Lecture: Racial Reconciliation in Modern Richmond

Much is known about the City of Richmond’s troubled past with race and race relations. Richmond was one of the largest entrepot for the transatlantic slave trade, the capital of the Confederacy, a foundational city for Jim Crow segregation, the sacred home of Confederate memorialization, and the hotbed of Massive Resistance to school desegregation. Less talked about, however, is that Richmond was a national leader in racial reconciliation efforts after the civil rights movement of the 1960s. Residents, business leaders, and public history organizations spent the last three decades of the twentieth century seeking to fix Richmond’s economy and public history scene to overcome its reputation and reality of racial strife, a conundrum created by the city’s troubled history. Yet, Richmond’s reconciliation movement unintendedly exacerbated the vestiges of past discrimination, that being racial gaps in wealth building, housing stability, and educational achievement. This lecture, based on The Struggle for Change, implores Richmonders and those interested in urban affairs, race relations, and southern history to not see current racial disparities as a continuum of past discrimination. Rather, Richmond’s recent history shows that progressive actions and actors exacerbated systemic issues through making positive changes in their city, the South, and nation.

Dr. Marvin T. Chiles is the Assistant Professor of African American History at Old Dominion University. The Struggle for Change is his first book. He has also published several articles, including “A Period of Misunderstanding: Reforming Jim Crow in Richmond, Virginia, 1930–1954,” which won the William M. E. Rachal Award from the Virginia Museum of History & Culture in 2021.

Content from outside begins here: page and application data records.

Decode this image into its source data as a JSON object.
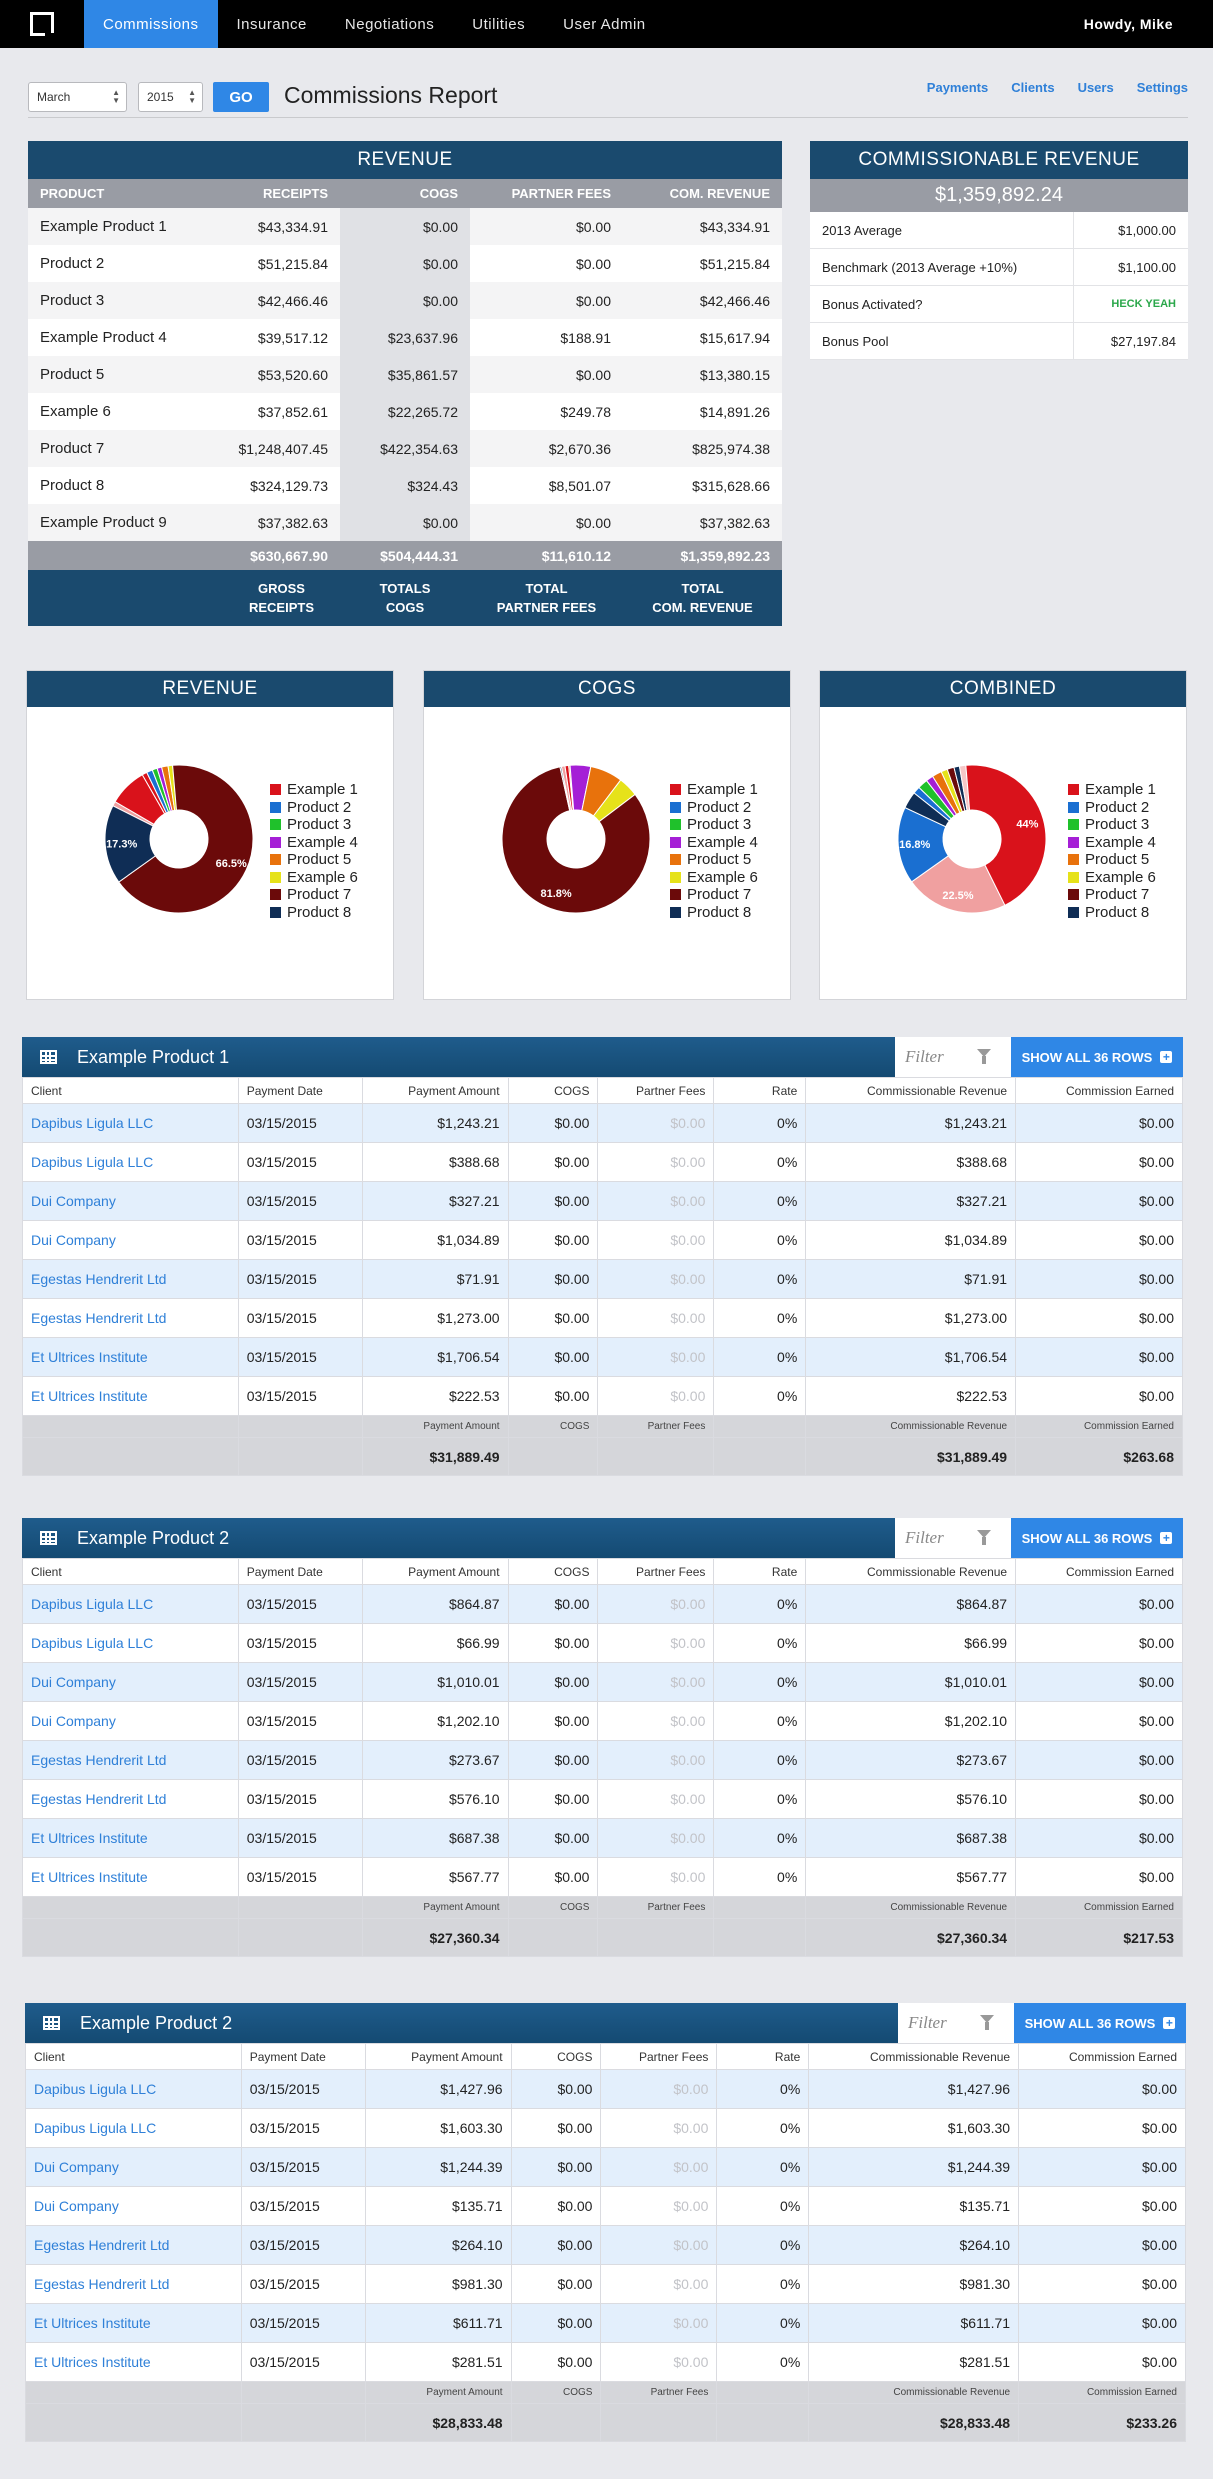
{
  "nav": {
    "tabs": [
      "Commissions",
      "Insurance",
      "Negotiations",
      "Utilities",
      "User Admin"
    ],
    "active": "Commissions",
    "greeting": "Howdy, Mike"
  },
  "report": {
    "month": "March",
    "year": "2015",
    "go_label": "GO",
    "title": "Commissions Report",
    "links": [
      "Payments",
      "Clients",
      "Users",
      "Settings"
    ]
  },
  "revenue": {
    "title": "REVENUE",
    "columns": [
      "PRODUCT",
      "RECEIPTS",
      "COGS",
      "PARTNER FEES",
      "COM. REVENUE"
    ],
    "rows": [
      [
        "Example Product 1",
        "$43,334.91",
        "$0.00",
        "$0.00",
        "$43,334.91"
      ],
      [
        "Product 2",
        "$51,215.84",
        "$0.00",
        "$0.00",
        "$51,215.84"
      ],
      [
        "Product 3",
        "$42,466.46",
        "$0.00",
        "$0.00",
        "$42,466.46"
      ],
      [
        "Example Product 4",
        "$39,517.12",
        "$23,637.96",
        "$188.91",
        "$15,617.94"
      ],
      [
        "Product 5",
        "$53,520.60",
        "$35,861.57",
        "$0.00",
        "$13,380.15"
      ],
      [
        "Example 6",
        "$37,852.61",
        "$22,265.72",
        "$249.78",
        "$14,891.26"
      ],
      [
        "Product 7",
        "$1,248,407.45",
        "$422,354.63",
        "$2,670.36",
        "$825,974.38"
      ],
      [
        "Product 8",
        "$324,129.73",
        "$324.43",
        "$8,501.07",
        "$315,628.66"
      ],
      [
        "Example Product 9",
        "$37,382.63",
        "$0.00",
        "$0.00",
        "$37,382.63"
      ]
    ],
    "totals": [
      "",
      "$630,667.90",
      "$504,444.31",
      "$11,610.12",
      "$1,359,892.23"
    ],
    "total_labels": [
      [
        "GROSS",
        "RECEIPTS"
      ],
      [
        "TOTALS",
        "COGS"
      ],
      [
        "TOTAL",
        "PARTNER FEES"
      ],
      [
        "TOTAL",
        "COM. REVENUE"
      ]
    ]
  },
  "commissionable": {
    "title": "COMMISSIONABLE REVENUE",
    "total": "$1,359,892.24",
    "rows": [
      {
        "label": "2013 Average",
        "value": "$1,000.00"
      },
      {
        "label": "Benchmark (2013 Average +10%)",
        "value": "$1,100.00"
      },
      {
        "label": "Bonus Activated?",
        "value": "HECK YEAH"
      },
      {
        "label": "Bonus Pool",
        "value": "$27,197.84"
      }
    ],
    "heck_color": "#2aa74a"
  },
  "pie_legend": [
    "Example 1",
    "Product 2",
    "Product 3",
    "Example 4",
    "Product 5",
    "Example 6",
    "Product 7",
    "Product 8"
  ],
  "pie_colors": [
    "#d9121b",
    "#1a6fd1",
    "#1fc12b",
    "#a51fd6",
    "#e8720c",
    "#e6e21a",
    "#6b0a0a",
    "#0f2d55"
  ],
  "pies": [
    {
      "title": "REVENUE",
      "slices": [
        1.1,
        1.3,
        1.1,
        1.0,
        1.4,
        1.0,
        66.5,
        17.3,
        1.0,
        8.3
      ],
      "colors": [
        "#d9121b",
        "#1a6fd1",
        "#1fc12b",
        "#a51fd6",
        "#e8720c",
        "#e6e21a",
        "#6b0a0a",
        "#0f2d55",
        "#f0a0a0",
        "#d9121b"
      ],
      "labels": [
        {
          "text": "66.5%",
          "slice": 6
        },
        {
          "text": "17.3%",
          "slice": 7
        }
      ]
    },
    {
      "title": "COGS",
      "slices": [
        0.8,
        0.8,
        0.3,
        4.5,
        7.1,
        4.4,
        81.8,
        0.3
      ],
      "colors": [
        "#f0a0a0",
        "#d9121b",
        "#e8720c",
        "#a51fd6",
        "#e8720c",
        "#e6e21a",
        "#6b0a0a",
        "#0f2d55"
      ],
      "labels": [
        {
          "text": "81.8%",
          "slice": 6
        }
      ]
    },
    {
      "title": "COMBINED",
      "slices": [
        1.6,
        2.2,
        1.6,
        2.1,
        1.4,
        1.5,
        1.2,
        1.4,
        44,
        22.5,
        16.8,
        3.7
      ],
      "colors": [
        "#1a6fd1",
        "#1fc12b",
        "#a51fd6",
        "#e8720c",
        "#e6e21a",
        "#6b0a0a",
        "#0f2d55",
        "#f5c6c6",
        "#d9121b",
        "#f0a0a0",
        "#1a6fd1",
        "#0f2d55"
      ],
      "labels": [
        {
          "text": "44%",
          "slice": 8
        },
        {
          "text": "22.5%",
          "slice": 9
        },
        {
          "text": "16.8%",
          "slice": 10
        }
      ]
    }
  ],
  "tables": [
    {
      "title": "Example Product 1",
      "filter_placeholder": "Filter",
      "show_all": "SHOW ALL 36 ROWS",
      "columns": [
        "Client",
        "Payment Date",
        "Payment Amount",
        "COGS",
        "Partner Fees",
        "Rate",
        "Commissionable Revenue",
        "Commission Earned"
      ],
      "rows": [
        [
          "Dapibus Ligula LLC",
          "03/15/2015",
          "$1,243.21",
          "$0.00",
          "$0.00",
          "0%",
          "$1,243.21",
          "$0.00"
        ],
        [
          "Dapibus Ligula LLC",
          "03/15/2015",
          "$388.68",
          "$0.00",
          "$0.00",
          "0%",
          "$388.68",
          "$0.00"
        ],
        [
          "Dui Company",
          "03/15/2015",
          "$327.21",
          "$0.00",
          "$0.00",
          "0%",
          "$327.21",
          "$0.00"
        ],
        [
          "Dui Company",
          "03/15/2015",
          "$1,034.89",
          "$0.00",
          "$0.00",
          "0%",
          "$1,034.89",
          "$0.00"
        ],
        [
          "Egestas Hendrerit Ltd",
          "03/15/2015",
          "$71.91",
          "$0.00",
          "$0.00",
          "0%",
          "$71.91",
          "$0.00"
        ],
        [
          "Egestas Hendrerit Ltd",
          "03/15/2015",
          "$1,273.00",
          "$0.00",
          "$0.00",
          "0%",
          "$1,273.00",
          "$0.00"
        ],
        [
          "Et Ultrices Institute",
          "03/15/2015",
          "$1,706.54",
          "$0.00",
          "$0.00",
          "0%",
          "$1,706.54",
          "$0.00"
        ],
        [
          "Et Ultrices Institute",
          "03/15/2015",
          "$222.53",
          "$0.00",
          "$0.00",
          "0%",
          "$222.53",
          "$0.00"
        ]
      ],
      "summary_labels": [
        "",
        "",
        "Payment Amount",
        "COGS",
        "Partner Fees",
        "",
        "Commissionable Revenue",
        "Commission Earned"
      ],
      "summary_values": [
        "",
        "",
        "$31,889.49",
        "",
        "",
        "",
        "$31,889.49",
        "$263.68"
      ]
    },
    {
      "title": "Example Product 2",
      "filter_placeholder": "Filter",
      "show_all": "SHOW ALL 36 ROWS",
      "columns": [
        "Client",
        "Payment Date",
        "Payment Amount",
        "COGS",
        "Partner Fees",
        "Rate",
        "Commissionable Revenue",
        "Commission Earned"
      ],
      "rows": [
        [
          "Dapibus Ligula LLC",
          "03/15/2015",
          "$864.87",
          "$0.00",
          "$0.00",
          "0%",
          "$864.87",
          "$0.00"
        ],
        [
          "Dapibus Ligula LLC",
          "03/15/2015",
          "$66.99",
          "$0.00",
          "$0.00",
          "0%",
          "$66.99",
          "$0.00"
        ],
        [
          "Dui Company",
          "03/15/2015",
          "$1,010.01",
          "$0.00",
          "$0.00",
          "0%",
          "$1,010.01",
          "$0.00"
        ],
        [
          "Dui Company",
          "03/15/2015",
          "$1,202.10",
          "$0.00",
          "$0.00",
          "0%",
          "$1,202.10",
          "$0.00"
        ],
        [
          "Egestas Hendrerit Ltd",
          "03/15/2015",
          "$273.67",
          "$0.00",
          "$0.00",
          "0%",
          "$273.67",
          "$0.00"
        ],
        [
          "Egestas Hendrerit Ltd",
          "03/15/2015",
          "$576.10",
          "$0.00",
          "$0.00",
          "0%",
          "$576.10",
          "$0.00"
        ],
        [
          "Et Ultrices Institute",
          "03/15/2015",
          "$687.38",
          "$0.00",
          "$0.00",
          "0%",
          "$687.38",
          "$0.00"
        ],
        [
          "Et Ultrices Institute",
          "03/15/2015",
          "$567.77",
          "$0.00",
          "$0.00",
          "0%",
          "$567.77",
          "$0.00"
        ]
      ],
      "summary_labels": [
        "",
        "",
        "Payment Amount",
        "COGS",
        "Partner Fees",
        "",
        "Commissionable Revenue",
        "Commission Earned"
      ],
      "summary_values": [
        "",
        "",
        "$27,360.34",
        "",
        "",
        "",
        "$27,360.34",
        "$217.53"
      ]
    },
    {
      "title": "Example Product 2",
      "filter_placeholder": "Filter",
      "show_all": "SHOW ALL 36 ROWS",
      "columns": [
        "Client",
        "Payment Date",
        "Payment Amount",
        "COGS",
        "Partner Fees",
        "Rate",
        "Commissionable Revenue",
        "Commission Earned"
      ],
      "rows": [
        [
          "Dapibus Ligula LLC",
          "03/15/2015",
          "$1,427.96",
          "$0.00",
          "$0.00",
          "0%",
          "$1,427.96",
          "$0.00"
        ],
        [
          "Dapibus Ligula LLC",
          "03/15/2015",
          "$1,603.30",
          "$0.00",
          "$0.00",
          "0%",
          "$1,603.30",
          "$0.00"
        ],
        [
          "Dui Company",
          "03/15/2015",
          "$1,244.39",
          "$0.00",
          "$0.00",
          "0%",
          "$1,244.39",
          "$0.00"
        ],
        [
          "Dui Company",
          "03/15/2015",
          "$135.71",
          "$0.00",
          "$0.00",
          "0%",
          "$135.71",
          "$0.00"
        ],
        [
          "Egestas Hendrerit Ltd",
          "03/15/2015",
          "$264.10",
          "$0.00",
          "$0.00",
          "0%",
          "$264.10",
          "$0.00"
        ],
        [
          "Egestas Hendrerit Ltd",
          "03/15/2015",
          "$981.30",
          "$0.00",
          "$0.00",
          "0%",
          "$981.30",
          "$0.00"
        ],
        [
          "Et Ultrices Institute",
          "03/15/2015",
          "$611.71",
          "$0.00",
          "$0.00",
          "0%",
          "$611.71",
          "$0.00"
        ],
        [
          "Et Ultrices Institute",
          "03/15/2015",
          "$281.51",
          "$0.00",
          "$0.00",
          "0%",
          "$281.51",
          "$0.00"
        ]
      ],
      "summary_labels": [
        "",
        "",
        "Payment Amount",
        "COGS",
        "Partner Fees",
        "",
        "Commissionable Revenue",
        "Commission Earned"
      ],
      "summary_values": [
        "",
        "",
        "$28,833.48",
        "",
        "",
        "",
        "$28,833.48",
        "$233.26"
      ]
    }
  ]
}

Event Details

Date & Time

Location

Virginia Museum of History & Culture

June 11, 2022

Star Gazing and Laser Nights

Virginia Living Museum
July 9, 2022

Star Gazing and Laser Nights

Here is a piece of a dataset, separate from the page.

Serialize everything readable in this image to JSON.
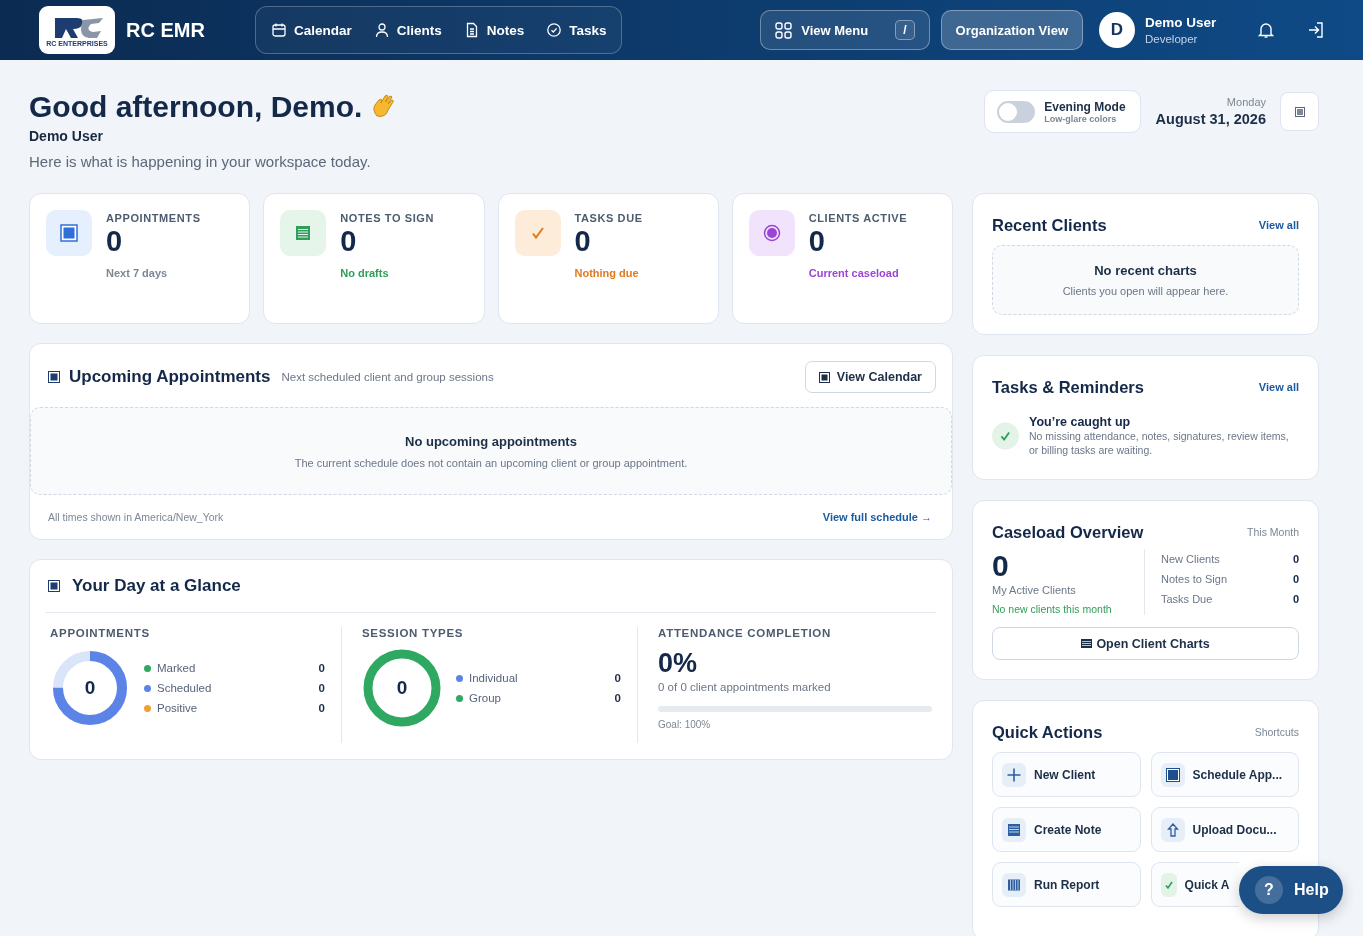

Virginia Living Museum
August 13, 2022

Star Gazing and Laser Nights

Virginia Living Museum